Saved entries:
*** Begin section ***
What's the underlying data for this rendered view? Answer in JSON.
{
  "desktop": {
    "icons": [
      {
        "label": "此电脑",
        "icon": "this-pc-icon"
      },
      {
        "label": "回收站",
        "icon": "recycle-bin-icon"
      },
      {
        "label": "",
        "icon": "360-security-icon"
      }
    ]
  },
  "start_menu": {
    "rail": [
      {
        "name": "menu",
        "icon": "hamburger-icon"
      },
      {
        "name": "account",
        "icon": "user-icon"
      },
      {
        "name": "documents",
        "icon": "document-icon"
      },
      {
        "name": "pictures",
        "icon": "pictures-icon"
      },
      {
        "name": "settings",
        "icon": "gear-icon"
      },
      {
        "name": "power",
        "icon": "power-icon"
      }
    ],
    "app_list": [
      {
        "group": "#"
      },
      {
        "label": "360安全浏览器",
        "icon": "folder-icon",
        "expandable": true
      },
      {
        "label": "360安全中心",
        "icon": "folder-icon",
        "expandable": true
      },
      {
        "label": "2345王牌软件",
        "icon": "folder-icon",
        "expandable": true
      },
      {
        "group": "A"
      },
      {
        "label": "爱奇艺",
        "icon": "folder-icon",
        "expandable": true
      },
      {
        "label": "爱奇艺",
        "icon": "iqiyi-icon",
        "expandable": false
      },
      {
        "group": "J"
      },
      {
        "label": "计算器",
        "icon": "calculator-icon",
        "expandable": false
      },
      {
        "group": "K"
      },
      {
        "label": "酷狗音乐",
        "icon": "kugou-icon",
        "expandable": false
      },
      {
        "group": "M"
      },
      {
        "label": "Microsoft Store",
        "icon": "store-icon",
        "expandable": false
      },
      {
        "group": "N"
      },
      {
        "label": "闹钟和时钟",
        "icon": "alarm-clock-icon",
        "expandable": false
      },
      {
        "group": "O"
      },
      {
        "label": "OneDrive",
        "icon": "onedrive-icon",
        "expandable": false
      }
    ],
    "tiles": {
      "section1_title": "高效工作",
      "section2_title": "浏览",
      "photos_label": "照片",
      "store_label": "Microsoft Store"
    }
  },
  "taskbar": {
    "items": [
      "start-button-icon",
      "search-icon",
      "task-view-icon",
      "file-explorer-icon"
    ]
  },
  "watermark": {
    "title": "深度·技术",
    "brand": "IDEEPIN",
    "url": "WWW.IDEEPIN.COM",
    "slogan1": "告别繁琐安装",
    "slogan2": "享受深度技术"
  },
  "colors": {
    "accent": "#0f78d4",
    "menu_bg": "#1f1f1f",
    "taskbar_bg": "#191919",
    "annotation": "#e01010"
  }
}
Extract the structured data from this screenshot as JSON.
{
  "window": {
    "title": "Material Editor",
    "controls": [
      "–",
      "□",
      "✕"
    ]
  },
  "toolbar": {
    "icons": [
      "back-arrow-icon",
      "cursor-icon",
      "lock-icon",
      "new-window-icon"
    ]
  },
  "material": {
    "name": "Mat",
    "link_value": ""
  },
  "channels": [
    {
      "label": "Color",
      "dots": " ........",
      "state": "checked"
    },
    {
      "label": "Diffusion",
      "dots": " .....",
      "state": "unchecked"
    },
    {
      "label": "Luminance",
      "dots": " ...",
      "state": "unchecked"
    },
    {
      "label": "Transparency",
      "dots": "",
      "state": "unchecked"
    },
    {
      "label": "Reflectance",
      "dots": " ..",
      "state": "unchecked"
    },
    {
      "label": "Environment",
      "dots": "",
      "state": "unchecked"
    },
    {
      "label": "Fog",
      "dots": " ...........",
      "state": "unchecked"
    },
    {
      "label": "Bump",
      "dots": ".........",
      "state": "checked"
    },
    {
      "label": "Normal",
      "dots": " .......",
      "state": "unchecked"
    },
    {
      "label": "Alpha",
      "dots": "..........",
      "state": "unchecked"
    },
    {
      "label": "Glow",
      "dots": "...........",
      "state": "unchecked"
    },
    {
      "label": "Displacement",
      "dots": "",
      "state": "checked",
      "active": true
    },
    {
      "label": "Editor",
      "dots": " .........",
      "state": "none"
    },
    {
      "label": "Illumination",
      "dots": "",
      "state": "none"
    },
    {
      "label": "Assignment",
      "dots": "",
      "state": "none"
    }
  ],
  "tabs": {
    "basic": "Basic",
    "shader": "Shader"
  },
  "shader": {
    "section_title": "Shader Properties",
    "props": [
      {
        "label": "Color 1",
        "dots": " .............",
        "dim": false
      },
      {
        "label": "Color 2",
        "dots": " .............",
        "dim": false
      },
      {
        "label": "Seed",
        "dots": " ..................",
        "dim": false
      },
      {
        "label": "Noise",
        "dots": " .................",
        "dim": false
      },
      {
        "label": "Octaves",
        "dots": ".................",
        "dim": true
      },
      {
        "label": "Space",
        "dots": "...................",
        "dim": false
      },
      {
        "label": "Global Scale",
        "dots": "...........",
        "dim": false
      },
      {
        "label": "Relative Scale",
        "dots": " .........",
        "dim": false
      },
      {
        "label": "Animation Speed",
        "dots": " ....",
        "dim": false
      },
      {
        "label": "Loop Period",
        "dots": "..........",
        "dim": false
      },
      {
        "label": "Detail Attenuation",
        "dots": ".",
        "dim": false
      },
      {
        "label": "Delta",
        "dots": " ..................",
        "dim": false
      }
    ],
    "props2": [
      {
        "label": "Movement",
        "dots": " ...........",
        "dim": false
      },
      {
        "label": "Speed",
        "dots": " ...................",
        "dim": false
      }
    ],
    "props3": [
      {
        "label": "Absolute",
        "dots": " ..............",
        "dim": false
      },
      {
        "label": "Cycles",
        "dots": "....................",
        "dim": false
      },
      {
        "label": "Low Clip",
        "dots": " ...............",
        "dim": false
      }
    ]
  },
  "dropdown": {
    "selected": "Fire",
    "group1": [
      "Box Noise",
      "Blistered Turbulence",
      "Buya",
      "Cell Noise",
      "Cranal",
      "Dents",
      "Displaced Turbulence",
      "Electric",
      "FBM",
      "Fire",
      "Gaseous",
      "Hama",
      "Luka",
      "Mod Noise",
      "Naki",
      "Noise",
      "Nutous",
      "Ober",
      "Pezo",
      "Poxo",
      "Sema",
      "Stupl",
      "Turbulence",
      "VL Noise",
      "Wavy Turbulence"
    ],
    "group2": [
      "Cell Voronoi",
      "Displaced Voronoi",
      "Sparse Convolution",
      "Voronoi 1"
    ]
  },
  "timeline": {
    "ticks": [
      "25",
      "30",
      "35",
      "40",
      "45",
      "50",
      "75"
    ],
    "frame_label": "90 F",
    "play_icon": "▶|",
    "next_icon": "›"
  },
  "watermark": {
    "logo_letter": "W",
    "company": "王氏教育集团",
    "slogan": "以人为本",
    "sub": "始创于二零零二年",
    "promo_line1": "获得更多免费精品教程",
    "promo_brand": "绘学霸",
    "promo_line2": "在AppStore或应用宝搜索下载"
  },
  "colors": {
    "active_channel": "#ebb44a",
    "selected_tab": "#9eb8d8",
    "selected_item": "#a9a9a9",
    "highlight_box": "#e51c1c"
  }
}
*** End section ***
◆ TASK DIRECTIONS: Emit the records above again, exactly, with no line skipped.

◆ ANSWER BELOW:
What's the underlying data for this rendered view? Answer in JSON.
{
  "desktop": {
    "icons": [
      {
        "label": "此电脑",
        "icon": "this-pc-icon"
      },
      {
        "label": "回收站",
        "icon": "recycle-bin-icon"
      },
      {
        "label": "",
        "icon": "360-security-icon"
      }
    ]
  },
  "start_menu": {
    "rail": [
      {
        "name": "menu",
        "icon": "hamburger-icon"
      },
      {
        "name": "account",
        "icon": "user-icon"
      },
      {
        "name": "documents",
        "icon": "document-icon"
      },
      {
        "name": "pictures",
        "icon": "pictures-icon"
      },
      {
        "name": "settings",
        "icon": "gear-icon"
      },
      {
        "name": "power",
        "icon": "power-icon"
      }
    ],
    "app_list": [
      {
        "group": "#"
      },
      {
        "label": "360安全浏览器",
        "icon": "folder-icon",
        "expandable": true
      },
      {
        "label": "360安全中心",
        "icon": "folder-icon",
        "expandable": true
      },
      {
        "label": "2345王牌软件",
        "icon": "folder-icon",
        "expandable": true
      },
      {
        "group": "A"
      },
      {
        "label": "爱奇艺",
        "icon": "folder-icon",
        "expandable": true
      },
      {
        "label": "爱奇艺",
        "icon": "iqiyi-icon",
        "expandable": false
      },
      {
        "group": "J"
      },
      {
        "label": "计算器",
        "icon": "calculator-icon",
        "expandable": false
      },
      {
        "group": "K"
      },
      {
        "label": "酷狗音乐",
        "icon": "kugou-icon",
        "expandable": false
      },
      {
        "group": "M"
      },
      {
        "label": "Microsoft Store",
        "icon": "store-icon",
        "expandable": false
      },
      {
        "group": "N"
      },
      {
        "label": "闹钟和时钟",
        "icon": "alarm-clock-icon",
        "expandable": false
      },
      {
        "group": "O"
      },
      {
        "label": "OneDrive",
        "icon": "onedrive-icon",
        "expandable": false
      }
    ],
    "tiles": {
      "section1_title": "高效工作",
      "section2_title": "浏览",
      "photos_label": "照片",
      "store_label": "Microsoft Store"
    }
  },
  "taskbar": {
    "items": [
      "start-button-icon",
      "search-icon",
      "task-view-icon",
      "file-explorer-icon"
    ]
  },
  "watermark": {
    "title": "深度·技术",
    "brand": "IDEEPIN",
    "url": "WWW.IDEEPIN.COM",
    "slogan1": "告别繁琐安装",
    "slogan2": "享受深度技术"
  },
  "colors": {
    "accent": "#0f78d4",
    "menu_bg": "#1f1f1f",
    "taskbar_bg": "#191919",
    "annotation": "#e01010"
  }
}
Extract the structured data from this screenshot as JSON.
{
  "window": {
    "title": "Material Editor",
    "controls": [
      "–",
      "□",
      "✕"
    ]
  },
  "toolbar": {
    "icons": [
      "back-arrow-icon",
      "cursor-icon",
      "lock-icon",
      "new-window-icon"
    ]
  },
  "material": {
    "name": "Mat",
    "link_value": ""
  },
  "channels": [
    {
      "label": "Color",
      "dots": " ........",
      "state": "checked"
    },
    {
      "label": "Diffusion",
      "dots": " .....",
      "state": "unchecked"
    },
    {
      "label": "Luminance",
      "dots": " ...",
      "state": "unchecked"
    },
    {
      "label": "Transparency",
      "dots": "",
      "state": "unchecked"
    },
    {
      "label": "Reflectance",
      "dots": " ..",
      "state": "unchecked"
    },
    {
      "label": "Environment",
      "dots": "",
      "state": "unchecked"
    },
    {
      "label": "Fog",
      "dots": " ...........",
      "state": "unchecked"
    },
    {
      "label": "Bump",
      "dots": ".........",
      "state": "checked"
    },
    {
      "label": "Normal",
      "dots": " .......",
      "state": "unchecked"
    },
    {
      "label": "Alpha",
      "dots": "..........",
      "state": "unchecked"
    },
    {
      "label": "Glow",
      "dots": "...........",
      "state": "unchecked"
    },
    {
      "label": "Displacement",
      "dots": "",
      "state": "checked",
      "active": true
    },
    {
      "label": "Editor",
      "dots": " .........",
      "state": "none"
    },
    {
      "label": "Illumination",
      "dots": "",
      "state": "none"
    },
    {
      "label": "Assignment",
      "dots": "",
      "state": "none"
    }
  ],
  "tabs": {
    "basic": "Basic",
    "shader": "Shader"
  },
  "shader": {
    "section_title": "Shader Properties",
    "props": [
      {
        "label": "Color 1",
        "dots": " .............",
        "dim": false
      },
      {
        "label": "Color 2",
        "dots": " .............",
        "dim": false
      },
      {
        "label": "Seed",
        "dots": " ..................",
        "dim": false
      },
      {
        "label": "Noise",
        "dots": " .................",
        "dim": false
      },
      {
        "label": "Octaves",
        "dots": ".................",
        "dim": true
      },
      {
        "label": "Space",
        "dots": "...................",
        "dim": false
      },
      {
        "label": "Global Scale",
        "dots": "...........",
        "dim": false
      },
      {
        "label": "Relative Scale",
        "dots": " .........",
        "dim": false
      },
      {
        "label": "Animation Speed",
        "dots": " ....",
        "dim": false
      },
      {
        "label": "Loop Period",
        "dots": "..........",
        "dim": false
      },
      {
        "label": "Detail Attenuation",
        "dots": ".",
        "dim": false
      },
      {
        "label": "Delta",
        "dots": " ..................",
        "dim": false
      }
    ],
    "props2": [
      {
        "label": "Movement",
        "dots": " ...........",
        "dim": false
      },
      {
        "label": "Speed",
        "dots": " ...................",
        "dim": false
      }
    ],
    "props3": [
      {
        "label": "Absolute",
        "dots": " ..............",
        "dim": false
      },
      {
        "label": "Cycles",
        "dots": "....................",
        "dim": false
      },
      {
        "label": "Low Clip",
        "dots": " ...............",
        "dim": false
      }
    ]
  },
  "dropdown": {
    "selected": "Fire",
    "group1": [
      "Box Noise",
      "Blistered Turbulence",
      "Buya",
      "Cell Noise",
      "Cranal",
      "Dents",
      "Displaced Turbulence",
      "Electric",
      "FBM",
      "Fire",
      "Gaseous",
      "Hama",
      "Luka",
      "Mod Noise",
      "Naki",
      "Noise",
      "Nutous",
      "Ober",
      "Pezo",
      "Poxo",
      "Sema",
      "Stupl",
      "Turbulence",
      "VL Noise",
      "Wavy Turbulence"
    ],
    "group2": [
      "Cell Voronoi",
      "Displaced Voronoi",
      "Sparse Convolution",
      "Voronoi 1"
    ]
  },
  "timeline": {
    "ticks": [
      "25",
      "30",
      "35",
      "40",
      "45",
      "50",
      "75"
    ],
    "frame_label": "90 F",
    "play_icon": "▶|",
    "next_icon": "›"
  },
  "watermark": {
    "logo_letter": "W",
    "company": "王氏教育集团",
    "slogan": "以人为本",
    "sub": "始创于二零零二年",
    "promo_line1": "获得更多免费精品教程",
    "promo_brand": "绘学霸",
    "promo_line2": "在AppStore或应用宝搜索下载"
  },
  "colors": {
    "active_channel": "#ebb44a",
    "selected_tab": "#9eb8d8",
    "selected_item": "#a9a9a9",
    "highlight_box": "#e51c1c"
  }
}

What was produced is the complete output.